» **Dataset rows describing interfaces**:
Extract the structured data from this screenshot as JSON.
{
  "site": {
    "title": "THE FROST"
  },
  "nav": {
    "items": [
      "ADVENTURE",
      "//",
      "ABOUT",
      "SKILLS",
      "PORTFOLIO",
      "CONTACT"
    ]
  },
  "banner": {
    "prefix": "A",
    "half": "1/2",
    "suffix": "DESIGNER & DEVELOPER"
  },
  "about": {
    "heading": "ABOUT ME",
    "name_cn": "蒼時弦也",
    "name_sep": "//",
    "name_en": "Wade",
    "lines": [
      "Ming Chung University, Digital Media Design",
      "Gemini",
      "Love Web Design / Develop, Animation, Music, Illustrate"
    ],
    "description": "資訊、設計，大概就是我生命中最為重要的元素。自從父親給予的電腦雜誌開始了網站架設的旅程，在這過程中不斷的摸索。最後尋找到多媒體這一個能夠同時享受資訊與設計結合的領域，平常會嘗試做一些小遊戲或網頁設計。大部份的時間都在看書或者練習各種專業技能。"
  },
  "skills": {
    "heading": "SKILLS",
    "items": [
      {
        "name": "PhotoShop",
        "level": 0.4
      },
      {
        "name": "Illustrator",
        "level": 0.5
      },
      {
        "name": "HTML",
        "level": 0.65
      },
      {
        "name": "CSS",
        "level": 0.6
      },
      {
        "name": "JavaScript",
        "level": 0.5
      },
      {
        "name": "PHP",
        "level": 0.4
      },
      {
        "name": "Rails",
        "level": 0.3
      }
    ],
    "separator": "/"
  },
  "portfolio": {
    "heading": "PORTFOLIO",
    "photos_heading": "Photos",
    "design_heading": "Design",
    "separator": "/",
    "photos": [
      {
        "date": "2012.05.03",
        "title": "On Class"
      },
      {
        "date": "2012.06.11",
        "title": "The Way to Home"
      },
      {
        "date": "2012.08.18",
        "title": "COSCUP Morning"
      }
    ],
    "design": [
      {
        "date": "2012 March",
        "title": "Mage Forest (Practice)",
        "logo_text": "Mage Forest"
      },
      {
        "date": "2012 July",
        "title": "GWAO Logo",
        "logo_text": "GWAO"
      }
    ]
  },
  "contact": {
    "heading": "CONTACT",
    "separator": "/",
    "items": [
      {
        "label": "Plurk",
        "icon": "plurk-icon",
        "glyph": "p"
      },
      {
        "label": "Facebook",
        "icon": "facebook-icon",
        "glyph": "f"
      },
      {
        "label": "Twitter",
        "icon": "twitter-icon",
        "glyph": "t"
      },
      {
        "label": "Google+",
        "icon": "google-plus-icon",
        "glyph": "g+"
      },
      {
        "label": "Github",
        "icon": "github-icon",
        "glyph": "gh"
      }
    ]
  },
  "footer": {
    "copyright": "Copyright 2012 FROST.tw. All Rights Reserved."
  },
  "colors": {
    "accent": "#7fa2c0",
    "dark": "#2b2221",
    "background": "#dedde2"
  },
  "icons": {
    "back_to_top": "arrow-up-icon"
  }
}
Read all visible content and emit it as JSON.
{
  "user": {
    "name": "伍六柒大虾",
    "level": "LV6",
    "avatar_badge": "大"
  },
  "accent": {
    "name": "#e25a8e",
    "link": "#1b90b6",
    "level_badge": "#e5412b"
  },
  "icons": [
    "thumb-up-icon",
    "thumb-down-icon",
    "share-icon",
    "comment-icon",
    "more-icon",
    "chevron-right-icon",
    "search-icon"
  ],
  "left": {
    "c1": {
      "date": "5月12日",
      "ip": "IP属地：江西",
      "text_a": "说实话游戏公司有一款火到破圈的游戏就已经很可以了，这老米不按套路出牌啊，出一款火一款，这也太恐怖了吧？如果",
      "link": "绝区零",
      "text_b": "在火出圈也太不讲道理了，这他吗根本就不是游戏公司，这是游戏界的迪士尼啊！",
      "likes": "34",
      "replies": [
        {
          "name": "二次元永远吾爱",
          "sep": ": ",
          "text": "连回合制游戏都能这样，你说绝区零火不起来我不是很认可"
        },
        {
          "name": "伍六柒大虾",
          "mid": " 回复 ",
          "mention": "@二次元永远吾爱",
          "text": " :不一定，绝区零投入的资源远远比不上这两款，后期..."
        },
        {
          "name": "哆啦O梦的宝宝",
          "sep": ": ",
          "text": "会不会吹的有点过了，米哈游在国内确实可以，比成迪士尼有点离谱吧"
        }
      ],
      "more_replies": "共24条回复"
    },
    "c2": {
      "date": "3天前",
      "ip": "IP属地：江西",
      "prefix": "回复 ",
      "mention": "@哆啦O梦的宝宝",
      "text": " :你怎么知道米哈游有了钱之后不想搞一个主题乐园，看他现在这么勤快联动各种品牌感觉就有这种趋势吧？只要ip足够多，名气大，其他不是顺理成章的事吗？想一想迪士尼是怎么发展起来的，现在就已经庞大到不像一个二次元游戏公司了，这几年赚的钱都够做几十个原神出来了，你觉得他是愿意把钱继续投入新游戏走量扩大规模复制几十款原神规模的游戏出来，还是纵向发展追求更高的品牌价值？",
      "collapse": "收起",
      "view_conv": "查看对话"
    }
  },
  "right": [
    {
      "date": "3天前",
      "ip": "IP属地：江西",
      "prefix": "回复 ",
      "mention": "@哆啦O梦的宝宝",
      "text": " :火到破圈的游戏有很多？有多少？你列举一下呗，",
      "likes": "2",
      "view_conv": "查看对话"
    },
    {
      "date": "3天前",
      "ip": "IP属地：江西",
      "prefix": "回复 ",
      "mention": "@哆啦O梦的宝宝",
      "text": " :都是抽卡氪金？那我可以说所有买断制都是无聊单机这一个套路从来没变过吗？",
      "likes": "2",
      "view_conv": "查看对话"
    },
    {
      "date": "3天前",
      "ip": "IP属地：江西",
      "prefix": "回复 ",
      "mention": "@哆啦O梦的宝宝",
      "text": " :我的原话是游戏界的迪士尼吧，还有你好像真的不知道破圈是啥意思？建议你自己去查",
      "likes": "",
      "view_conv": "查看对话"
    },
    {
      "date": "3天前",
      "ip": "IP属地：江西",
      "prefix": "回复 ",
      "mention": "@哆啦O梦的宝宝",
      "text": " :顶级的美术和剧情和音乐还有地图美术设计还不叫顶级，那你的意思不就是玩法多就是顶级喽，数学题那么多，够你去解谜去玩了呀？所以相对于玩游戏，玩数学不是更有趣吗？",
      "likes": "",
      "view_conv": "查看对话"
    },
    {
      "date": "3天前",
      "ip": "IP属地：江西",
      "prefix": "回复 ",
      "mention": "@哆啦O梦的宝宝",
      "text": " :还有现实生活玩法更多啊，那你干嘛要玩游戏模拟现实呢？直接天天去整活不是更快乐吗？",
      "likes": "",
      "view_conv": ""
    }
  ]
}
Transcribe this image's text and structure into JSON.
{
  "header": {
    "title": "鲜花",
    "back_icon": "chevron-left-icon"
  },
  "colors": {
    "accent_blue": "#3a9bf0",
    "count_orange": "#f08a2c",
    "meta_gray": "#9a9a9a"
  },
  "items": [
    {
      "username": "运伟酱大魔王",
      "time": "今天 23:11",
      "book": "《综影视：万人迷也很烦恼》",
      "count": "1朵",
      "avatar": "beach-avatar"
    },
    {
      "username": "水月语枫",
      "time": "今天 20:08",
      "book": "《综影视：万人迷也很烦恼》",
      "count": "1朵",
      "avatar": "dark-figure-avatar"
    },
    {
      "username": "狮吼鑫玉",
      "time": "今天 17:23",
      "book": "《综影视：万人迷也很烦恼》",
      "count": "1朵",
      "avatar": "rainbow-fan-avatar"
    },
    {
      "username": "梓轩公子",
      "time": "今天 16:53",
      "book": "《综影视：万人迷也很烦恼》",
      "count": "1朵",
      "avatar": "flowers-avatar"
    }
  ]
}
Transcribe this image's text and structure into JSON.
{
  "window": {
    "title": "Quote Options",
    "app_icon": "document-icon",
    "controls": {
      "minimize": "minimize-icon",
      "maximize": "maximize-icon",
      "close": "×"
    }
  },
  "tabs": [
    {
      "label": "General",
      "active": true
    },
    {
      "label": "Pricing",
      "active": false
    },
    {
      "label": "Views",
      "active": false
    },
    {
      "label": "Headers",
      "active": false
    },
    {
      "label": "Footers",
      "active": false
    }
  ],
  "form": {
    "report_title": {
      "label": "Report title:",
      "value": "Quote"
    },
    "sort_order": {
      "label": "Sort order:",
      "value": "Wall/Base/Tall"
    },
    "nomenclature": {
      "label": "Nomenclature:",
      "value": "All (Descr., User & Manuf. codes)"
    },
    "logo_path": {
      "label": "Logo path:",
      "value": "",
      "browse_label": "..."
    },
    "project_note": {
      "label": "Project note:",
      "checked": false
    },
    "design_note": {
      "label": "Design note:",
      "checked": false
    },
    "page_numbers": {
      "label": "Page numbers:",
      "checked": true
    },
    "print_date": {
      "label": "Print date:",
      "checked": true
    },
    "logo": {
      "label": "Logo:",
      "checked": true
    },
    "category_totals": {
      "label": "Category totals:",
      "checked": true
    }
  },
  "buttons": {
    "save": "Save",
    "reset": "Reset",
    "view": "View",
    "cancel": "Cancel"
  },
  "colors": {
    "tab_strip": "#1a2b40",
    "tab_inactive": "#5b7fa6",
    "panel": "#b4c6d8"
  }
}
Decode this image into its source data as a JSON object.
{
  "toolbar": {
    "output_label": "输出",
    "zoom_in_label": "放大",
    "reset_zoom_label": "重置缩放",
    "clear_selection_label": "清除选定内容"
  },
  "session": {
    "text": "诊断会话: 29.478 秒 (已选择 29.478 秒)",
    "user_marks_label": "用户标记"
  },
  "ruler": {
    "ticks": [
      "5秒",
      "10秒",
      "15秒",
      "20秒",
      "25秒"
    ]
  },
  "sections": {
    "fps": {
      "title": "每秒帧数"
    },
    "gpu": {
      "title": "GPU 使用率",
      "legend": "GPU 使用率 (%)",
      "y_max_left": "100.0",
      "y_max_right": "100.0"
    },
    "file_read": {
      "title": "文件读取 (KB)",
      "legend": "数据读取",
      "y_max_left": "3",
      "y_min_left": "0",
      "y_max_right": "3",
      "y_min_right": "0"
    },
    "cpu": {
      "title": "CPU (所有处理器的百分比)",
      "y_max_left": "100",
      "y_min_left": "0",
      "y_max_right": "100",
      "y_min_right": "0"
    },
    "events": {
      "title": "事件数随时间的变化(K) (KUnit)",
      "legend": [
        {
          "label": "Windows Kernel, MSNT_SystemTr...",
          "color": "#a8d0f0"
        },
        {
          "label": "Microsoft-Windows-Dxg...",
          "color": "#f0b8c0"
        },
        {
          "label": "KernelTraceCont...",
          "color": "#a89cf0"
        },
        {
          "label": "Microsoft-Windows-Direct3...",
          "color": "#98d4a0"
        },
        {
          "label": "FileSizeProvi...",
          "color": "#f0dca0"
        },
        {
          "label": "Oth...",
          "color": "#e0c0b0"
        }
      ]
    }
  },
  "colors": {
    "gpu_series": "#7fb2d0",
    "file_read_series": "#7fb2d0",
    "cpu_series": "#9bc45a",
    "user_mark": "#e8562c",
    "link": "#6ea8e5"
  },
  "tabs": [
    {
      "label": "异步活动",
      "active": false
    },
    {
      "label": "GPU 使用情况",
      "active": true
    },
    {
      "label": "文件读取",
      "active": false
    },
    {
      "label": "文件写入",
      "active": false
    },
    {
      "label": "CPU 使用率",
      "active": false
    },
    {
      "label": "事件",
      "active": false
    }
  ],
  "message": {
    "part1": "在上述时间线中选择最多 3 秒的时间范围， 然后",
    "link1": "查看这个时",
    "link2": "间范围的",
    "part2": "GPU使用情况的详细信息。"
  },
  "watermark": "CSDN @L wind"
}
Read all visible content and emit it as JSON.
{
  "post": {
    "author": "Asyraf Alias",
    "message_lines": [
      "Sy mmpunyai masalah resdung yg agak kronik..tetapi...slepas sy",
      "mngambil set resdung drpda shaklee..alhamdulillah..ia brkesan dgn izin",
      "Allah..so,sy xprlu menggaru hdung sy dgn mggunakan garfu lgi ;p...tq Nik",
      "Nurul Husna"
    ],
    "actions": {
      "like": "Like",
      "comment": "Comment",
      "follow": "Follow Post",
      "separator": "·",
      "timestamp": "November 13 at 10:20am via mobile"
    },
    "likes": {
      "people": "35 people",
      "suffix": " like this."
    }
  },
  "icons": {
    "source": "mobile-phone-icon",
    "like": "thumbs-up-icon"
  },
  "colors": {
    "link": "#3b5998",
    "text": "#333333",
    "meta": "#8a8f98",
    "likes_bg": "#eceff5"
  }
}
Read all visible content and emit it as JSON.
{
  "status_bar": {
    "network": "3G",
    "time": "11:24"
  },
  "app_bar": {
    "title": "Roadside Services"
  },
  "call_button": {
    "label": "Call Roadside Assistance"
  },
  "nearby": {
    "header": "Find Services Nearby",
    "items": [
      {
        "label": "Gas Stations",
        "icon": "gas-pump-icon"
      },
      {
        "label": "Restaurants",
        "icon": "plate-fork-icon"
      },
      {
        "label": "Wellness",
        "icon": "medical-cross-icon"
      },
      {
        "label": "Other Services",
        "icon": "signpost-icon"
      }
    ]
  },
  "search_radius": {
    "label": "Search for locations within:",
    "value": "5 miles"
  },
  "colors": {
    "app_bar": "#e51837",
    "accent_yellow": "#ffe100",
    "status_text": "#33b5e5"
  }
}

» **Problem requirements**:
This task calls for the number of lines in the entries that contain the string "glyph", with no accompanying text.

» **Answer below**:
5